• _Exercise goal_: Please reproduce each line of the data below as it stands.

++++ Information provided

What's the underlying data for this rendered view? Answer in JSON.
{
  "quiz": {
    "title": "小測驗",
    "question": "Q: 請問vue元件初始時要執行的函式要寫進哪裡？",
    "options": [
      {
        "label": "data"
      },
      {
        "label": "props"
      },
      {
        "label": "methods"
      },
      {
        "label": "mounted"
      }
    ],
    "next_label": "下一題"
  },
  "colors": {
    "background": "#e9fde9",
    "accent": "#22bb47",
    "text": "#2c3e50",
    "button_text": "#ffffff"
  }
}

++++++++

• _Answer space_:
What's the underlying data for this rendered view? Answer in JSON.
{
  "quiz": {
    "title": "小測驗",
    "question": "Q: 請問vue元件初始時要執行的函式要寫進哪裡？",
    "options": [
      {
        "label": "data"
      },
      {
        "label": "props"
      },
      {
        "label": "methods"
      },
      {
        "label": "mounted"
      }
    ],
    "next_label": "下一題"
  },
  "colors": {
    "background": "#e9fde9",
    "accent": "#22bb47",
    "text": "#2c3e50",
    "button_text": "#ffffff"
  }
}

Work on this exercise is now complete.